It's impossible to appreciate a luxury car if you haven't owned a 1971 Pinto that smelled like French cheese. It's difficult to value a healthy romance before you've had a relationship with a gal who emptied your bank account, considered "Chubbers" an affectionate nickname and changed her Facebook relationship status to, "Desperate for someone, anyone, who can satisfy me" while you were still dating.
And we cannot properly enjoy the thawing deliciousness of spring when it follows a winter as gentle, and boring, as a mother's love. Personally, I feel like I've been ripped off.
It's the first day of spring, which normally, on Long Island, would be met with either rhapsodic joy or towering rage.
Towering rage: "I cannot believe I am shoveling on the first day of spring. There is a pile of snow next to my driveway the size of a dead whale. It will never, ever melt. If it snows one more time, I'm eating rock salt, on the off chance that I will die and wake up in warm, toasty, delightful hell."
Rhapsodic joy: "Honey, the weather guy says 59 degrees today. It's the warm-up of the gods. Get my flip-flops. Grab my 'Life's a Beach' tank top. Toss me my Speedo. Surf's up!"
This winter we saw temps as much as 9 degrees above average. Islip got four inches of snow -- about 15 inches less than average -- and about 314 feet less than we got last winter.
At first, this winter charmed. As November and December offered temperatures between tolerable and tropical, everyone rejoiced, and said, "But we're going to get whacked." A tame, even effete January left us fearing February. But February offered no bark, or bite, and a 70-degree St. Patrick's Day put the icing, albeit without any actual icing, on the cake.
Winter was a dud.
This has been particularly painful at my house, since I lured my 10-year-old daughter into moving here from South Carolina with promises of a winter wonderland and weekly school cancellations.
"There will be skiing and skating and snowball fights and tobogganing," I told her. "It will be like living in Gstaad, but without the eurotrash and long waits for doctor's appointments that often accompany nationalized health care."
The snow saucer we bought now bears jagged scars from her efforts to sled on asphalt covered with a thin layer of slush. Attempts to convince her that I meant roller skating and water skiing did not work. Substituting ice-cube fights for snowball fights proved . . . unwise. Attempts to convince her that "tobogganing" is actually the study of the island nation Tobago were met with stony silence. The fact that she had six snow days last year, in "the buckle of the balmy belt," did not help.
Even my wife, who considers Northern winters a form of punishment on par with watching professional billiards on television, is miffed. She never got to use her chic new gloves with the iPhone sensitive fingers.
This sad excuse for winter wasn't just disappointing, it has a legitimate downside. The pollen this spring will be sneezetacular, the bugs will arrive in militant hordes, and the water will be choked with algal bloom-inspired red and brown tides nastier than an undergraduate's laundry hamper.

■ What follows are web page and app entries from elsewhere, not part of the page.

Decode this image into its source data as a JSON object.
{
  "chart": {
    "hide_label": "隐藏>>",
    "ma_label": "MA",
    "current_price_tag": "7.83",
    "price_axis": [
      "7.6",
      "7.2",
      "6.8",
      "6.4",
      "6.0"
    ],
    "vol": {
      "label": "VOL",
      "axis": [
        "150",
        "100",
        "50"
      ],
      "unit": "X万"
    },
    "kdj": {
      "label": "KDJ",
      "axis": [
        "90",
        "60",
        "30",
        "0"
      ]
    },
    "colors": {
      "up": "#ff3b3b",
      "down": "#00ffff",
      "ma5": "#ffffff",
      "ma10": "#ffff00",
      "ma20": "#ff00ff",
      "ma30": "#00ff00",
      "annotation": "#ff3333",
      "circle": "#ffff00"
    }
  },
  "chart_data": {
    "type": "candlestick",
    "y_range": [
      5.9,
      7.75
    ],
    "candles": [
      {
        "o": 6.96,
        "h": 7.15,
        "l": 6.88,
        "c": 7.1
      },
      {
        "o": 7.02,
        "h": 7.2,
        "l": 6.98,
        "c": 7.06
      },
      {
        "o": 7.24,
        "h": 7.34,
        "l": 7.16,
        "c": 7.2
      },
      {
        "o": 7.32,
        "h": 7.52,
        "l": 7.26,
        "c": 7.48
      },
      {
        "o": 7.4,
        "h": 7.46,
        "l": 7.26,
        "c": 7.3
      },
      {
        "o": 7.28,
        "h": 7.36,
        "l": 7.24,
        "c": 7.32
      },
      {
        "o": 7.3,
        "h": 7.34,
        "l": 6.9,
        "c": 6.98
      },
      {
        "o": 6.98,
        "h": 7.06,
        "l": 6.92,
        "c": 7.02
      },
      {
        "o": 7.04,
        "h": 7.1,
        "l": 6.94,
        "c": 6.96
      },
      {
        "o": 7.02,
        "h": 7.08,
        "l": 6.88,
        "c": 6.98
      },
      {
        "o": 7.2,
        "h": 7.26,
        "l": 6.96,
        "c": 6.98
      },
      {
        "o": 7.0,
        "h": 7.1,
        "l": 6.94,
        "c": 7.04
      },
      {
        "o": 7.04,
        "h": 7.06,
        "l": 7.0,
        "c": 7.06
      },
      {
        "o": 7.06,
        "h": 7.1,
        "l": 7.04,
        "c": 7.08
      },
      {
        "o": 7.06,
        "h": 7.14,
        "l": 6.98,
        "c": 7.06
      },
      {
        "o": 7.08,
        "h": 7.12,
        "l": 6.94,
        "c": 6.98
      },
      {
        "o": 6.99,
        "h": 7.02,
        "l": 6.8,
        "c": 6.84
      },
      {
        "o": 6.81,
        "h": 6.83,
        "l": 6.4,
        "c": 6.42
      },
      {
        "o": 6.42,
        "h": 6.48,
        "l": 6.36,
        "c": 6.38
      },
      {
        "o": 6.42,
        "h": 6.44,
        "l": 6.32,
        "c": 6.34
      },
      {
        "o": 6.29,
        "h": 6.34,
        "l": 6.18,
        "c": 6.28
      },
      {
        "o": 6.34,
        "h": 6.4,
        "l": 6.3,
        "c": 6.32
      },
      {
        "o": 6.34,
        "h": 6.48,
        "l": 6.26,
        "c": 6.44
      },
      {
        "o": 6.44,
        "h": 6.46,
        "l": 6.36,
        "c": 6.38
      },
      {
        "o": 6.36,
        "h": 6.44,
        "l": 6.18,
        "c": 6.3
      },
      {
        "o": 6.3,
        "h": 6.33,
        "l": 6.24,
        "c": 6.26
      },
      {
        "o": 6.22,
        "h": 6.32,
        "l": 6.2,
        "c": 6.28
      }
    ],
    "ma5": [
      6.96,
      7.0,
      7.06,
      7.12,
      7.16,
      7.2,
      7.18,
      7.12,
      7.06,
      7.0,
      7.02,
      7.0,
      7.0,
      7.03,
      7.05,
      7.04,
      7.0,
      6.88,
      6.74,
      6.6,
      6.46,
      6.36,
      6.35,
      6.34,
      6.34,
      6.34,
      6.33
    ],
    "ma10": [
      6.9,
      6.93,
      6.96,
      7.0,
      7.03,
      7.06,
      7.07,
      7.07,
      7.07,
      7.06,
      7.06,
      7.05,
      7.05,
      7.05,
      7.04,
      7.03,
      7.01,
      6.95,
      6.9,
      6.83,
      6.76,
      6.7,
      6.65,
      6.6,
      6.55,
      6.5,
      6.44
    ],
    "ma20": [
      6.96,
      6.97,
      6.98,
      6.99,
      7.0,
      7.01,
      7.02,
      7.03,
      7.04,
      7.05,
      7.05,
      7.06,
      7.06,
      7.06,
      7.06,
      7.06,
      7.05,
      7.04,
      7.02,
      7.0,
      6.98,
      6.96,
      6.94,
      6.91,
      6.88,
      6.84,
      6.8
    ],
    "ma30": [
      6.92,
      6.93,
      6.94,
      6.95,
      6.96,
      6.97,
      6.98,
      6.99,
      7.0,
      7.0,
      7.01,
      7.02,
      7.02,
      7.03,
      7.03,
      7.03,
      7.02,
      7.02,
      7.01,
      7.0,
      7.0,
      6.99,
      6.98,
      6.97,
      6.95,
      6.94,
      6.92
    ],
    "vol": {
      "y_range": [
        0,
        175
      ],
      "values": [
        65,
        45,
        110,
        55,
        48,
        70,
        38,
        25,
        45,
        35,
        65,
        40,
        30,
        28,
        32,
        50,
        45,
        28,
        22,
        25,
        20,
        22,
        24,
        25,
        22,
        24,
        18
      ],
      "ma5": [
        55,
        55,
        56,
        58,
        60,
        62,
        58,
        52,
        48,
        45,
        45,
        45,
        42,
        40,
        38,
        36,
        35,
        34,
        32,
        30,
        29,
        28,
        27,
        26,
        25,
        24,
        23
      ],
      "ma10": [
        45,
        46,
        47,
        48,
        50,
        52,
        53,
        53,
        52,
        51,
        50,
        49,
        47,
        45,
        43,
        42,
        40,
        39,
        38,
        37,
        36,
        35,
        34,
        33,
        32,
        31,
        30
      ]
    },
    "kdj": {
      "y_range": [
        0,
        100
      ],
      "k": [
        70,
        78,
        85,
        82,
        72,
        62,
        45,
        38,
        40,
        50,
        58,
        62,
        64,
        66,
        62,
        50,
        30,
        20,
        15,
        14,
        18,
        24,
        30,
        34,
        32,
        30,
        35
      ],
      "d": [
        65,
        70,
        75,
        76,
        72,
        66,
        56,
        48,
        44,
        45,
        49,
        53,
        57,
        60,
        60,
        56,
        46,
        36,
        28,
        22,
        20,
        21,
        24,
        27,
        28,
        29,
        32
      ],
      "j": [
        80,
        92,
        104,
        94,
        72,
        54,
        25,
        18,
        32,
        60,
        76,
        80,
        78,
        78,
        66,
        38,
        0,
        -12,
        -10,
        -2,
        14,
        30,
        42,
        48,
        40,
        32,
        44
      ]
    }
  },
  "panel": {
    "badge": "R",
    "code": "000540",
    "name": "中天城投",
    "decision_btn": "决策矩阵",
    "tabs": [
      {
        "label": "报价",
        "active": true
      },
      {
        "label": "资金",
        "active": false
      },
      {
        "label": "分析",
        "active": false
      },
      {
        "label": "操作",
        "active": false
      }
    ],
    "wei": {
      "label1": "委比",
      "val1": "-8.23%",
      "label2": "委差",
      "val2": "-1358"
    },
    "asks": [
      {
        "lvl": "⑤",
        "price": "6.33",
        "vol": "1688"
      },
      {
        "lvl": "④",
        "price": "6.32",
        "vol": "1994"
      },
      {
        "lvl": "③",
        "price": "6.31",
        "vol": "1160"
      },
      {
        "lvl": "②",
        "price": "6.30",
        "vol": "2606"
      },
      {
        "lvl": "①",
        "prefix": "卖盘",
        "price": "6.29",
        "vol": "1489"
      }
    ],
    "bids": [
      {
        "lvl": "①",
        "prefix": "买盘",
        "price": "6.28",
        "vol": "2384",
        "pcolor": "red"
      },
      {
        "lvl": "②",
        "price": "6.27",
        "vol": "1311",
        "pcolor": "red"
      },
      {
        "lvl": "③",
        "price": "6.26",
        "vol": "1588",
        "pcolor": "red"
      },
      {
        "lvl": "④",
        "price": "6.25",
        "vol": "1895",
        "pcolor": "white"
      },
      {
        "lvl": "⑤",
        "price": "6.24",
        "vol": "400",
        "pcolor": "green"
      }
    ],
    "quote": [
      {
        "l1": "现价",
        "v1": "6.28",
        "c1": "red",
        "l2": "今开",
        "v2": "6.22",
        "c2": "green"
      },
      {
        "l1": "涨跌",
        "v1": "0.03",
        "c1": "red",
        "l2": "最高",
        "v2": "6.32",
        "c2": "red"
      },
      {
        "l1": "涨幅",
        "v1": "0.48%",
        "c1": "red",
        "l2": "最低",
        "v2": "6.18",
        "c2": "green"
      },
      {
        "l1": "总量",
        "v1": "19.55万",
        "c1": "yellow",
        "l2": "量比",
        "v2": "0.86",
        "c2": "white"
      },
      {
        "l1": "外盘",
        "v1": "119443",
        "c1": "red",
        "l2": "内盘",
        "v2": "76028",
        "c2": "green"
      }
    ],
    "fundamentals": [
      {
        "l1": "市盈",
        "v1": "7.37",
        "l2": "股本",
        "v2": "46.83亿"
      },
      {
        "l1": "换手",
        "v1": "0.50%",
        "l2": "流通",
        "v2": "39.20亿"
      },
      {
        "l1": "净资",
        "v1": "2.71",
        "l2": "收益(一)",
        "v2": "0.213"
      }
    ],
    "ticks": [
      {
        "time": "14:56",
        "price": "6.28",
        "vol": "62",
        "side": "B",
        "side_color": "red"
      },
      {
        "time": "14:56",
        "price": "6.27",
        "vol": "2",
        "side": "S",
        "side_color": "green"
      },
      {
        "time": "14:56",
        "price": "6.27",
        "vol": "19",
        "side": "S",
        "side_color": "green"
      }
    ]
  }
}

Still, I haven't given up on deliriously enjoyable weather. For us to enjoy it, though, we'd need a scorching summer, the kind that makes you feel sticky, then wilted, and finally, murderous. Then, and only then, will we able to luxuriate in the delightfully cooling breezes of autumn.
Good weather is nice, but great weather can only be experienced when the terrible weather stops.
Lane Filler is a member of the Newsday editorial board.